PROBLEM STATEMENT: Each line of the material beneath should be duplicated exactly.

DATA RECORDS:
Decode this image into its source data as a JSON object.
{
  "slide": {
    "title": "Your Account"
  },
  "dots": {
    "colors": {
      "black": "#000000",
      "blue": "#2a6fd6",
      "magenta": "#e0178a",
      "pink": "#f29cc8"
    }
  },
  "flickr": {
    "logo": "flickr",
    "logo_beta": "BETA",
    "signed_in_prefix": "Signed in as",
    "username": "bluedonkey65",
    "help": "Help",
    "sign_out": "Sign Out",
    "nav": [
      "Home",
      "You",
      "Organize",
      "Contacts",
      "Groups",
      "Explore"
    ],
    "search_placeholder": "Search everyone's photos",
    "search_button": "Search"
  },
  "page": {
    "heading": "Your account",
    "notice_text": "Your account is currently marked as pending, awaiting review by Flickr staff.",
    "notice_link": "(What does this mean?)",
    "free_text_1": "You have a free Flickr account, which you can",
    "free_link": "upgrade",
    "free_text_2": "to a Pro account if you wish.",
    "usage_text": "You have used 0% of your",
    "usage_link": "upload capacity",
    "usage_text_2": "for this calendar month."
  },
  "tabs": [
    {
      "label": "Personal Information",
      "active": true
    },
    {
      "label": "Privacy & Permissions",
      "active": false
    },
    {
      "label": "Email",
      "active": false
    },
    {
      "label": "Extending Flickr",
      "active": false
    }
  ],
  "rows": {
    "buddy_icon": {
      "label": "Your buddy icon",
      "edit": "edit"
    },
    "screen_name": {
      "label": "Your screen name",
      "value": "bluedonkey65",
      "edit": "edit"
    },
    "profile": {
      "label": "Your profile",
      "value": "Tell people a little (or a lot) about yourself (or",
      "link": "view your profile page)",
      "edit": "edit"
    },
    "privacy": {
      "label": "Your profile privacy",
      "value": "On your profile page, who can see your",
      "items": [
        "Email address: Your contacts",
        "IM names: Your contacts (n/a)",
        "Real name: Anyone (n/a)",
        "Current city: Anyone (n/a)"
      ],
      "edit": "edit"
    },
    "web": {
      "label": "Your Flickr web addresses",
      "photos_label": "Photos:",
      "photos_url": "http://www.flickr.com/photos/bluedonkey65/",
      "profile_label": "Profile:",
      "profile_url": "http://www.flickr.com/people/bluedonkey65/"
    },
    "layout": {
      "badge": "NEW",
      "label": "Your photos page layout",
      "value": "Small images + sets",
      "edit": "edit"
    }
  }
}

RESULT FOR THIS EXERCISE:
Decode this image into its source data as a JSON object.
{
  "slide": {
    "title": "Your Account"
  },
  "dots": {
    "colors": {
      "black": "#000000",
      "blue": "#2a6fd6",
      "magenta": "#e0178a",
      "pink": "#f29cc8"
    }
  },
  "flickr": {
    "logo": "flickr",
    "logo_beta": "BETA",
    "signed_in_prefix": "Signed in as",
    "username": "bluedonkey65",
    "help": "Help",
    "sign_out": "Sign Out",
    "nav": [
      "Home",
      "You",
      "Organize",
      "Contacts",
      "Groups",
      "Explore"
    ],
    "search_placeholder": "Search everyone's photos",
    "search_button": "Search"
  },
  "page": {
    "heading": "Your account",
    "notice_text": "Your account is currently marked as pending, awaiting review by Flickr staff.",
    "notice_link": "(What does this mean?)",
    "free_text_1": "You have a free Flickr account, which you can",
    "free_link": "upgrade",
    "free_text_2": "to a Pro account if you wish.",
    "usage_text": "You have used 0% of your",
    "usage_link": "upload capacity",
    "usage_text_2": "for this calendar month."
  },
  "tabs": [
    {
      "label": "Personal Information",
      "active": true
    },
    {
      "label": "Privacy & Permissions",
      "active": false
    },
    {
      "label": "Email",
      "active": false
    },
    {
      "label": "Extending Flickr",
      "active": false
    }
  ],
  "rows": {
    "buddy_icon": {
      "label": "Your buddy icon",
      "edit": "edit"
    },
    "screen_name": {
      "label": "Your screen name",
      "value": "bluedonkey65",
      "edit": "edit"
    },
    "profile": {
      "label": "Your profile",
      "value": "Tell people a little (or a lot) about yourself (or",
      "link": "view your profile page)",
      "edit": "edit"
    },
    "privacy": {
      "label": "Your profile privacy",
      "value": "On your profile page, who can see your",
      "items": [
        "Email address: Your contacts",
        "IM names: Your contacts (n/a)",
        "Real name: Anyone (n/a)",
        "Current city: Anyone (n/a)"
      ],
      "edit": "edit"
    },
    "web": {
      "label": "Your Flickr web addresses",
      "photos_label": "Photos:",
      "photos_url": "http://www.flickr.com/photos/bluedonkey65/",
      "profile_label": "Profile:",
      "profile_url": "http://www.flickr.com/people/bluedonkey65/"
    },
    "layout": {
      "badge": "NEW",
      "label": "Your photos page layout",
      "value": "Small images + sets",
      "edit": "edit"
    }
  }
}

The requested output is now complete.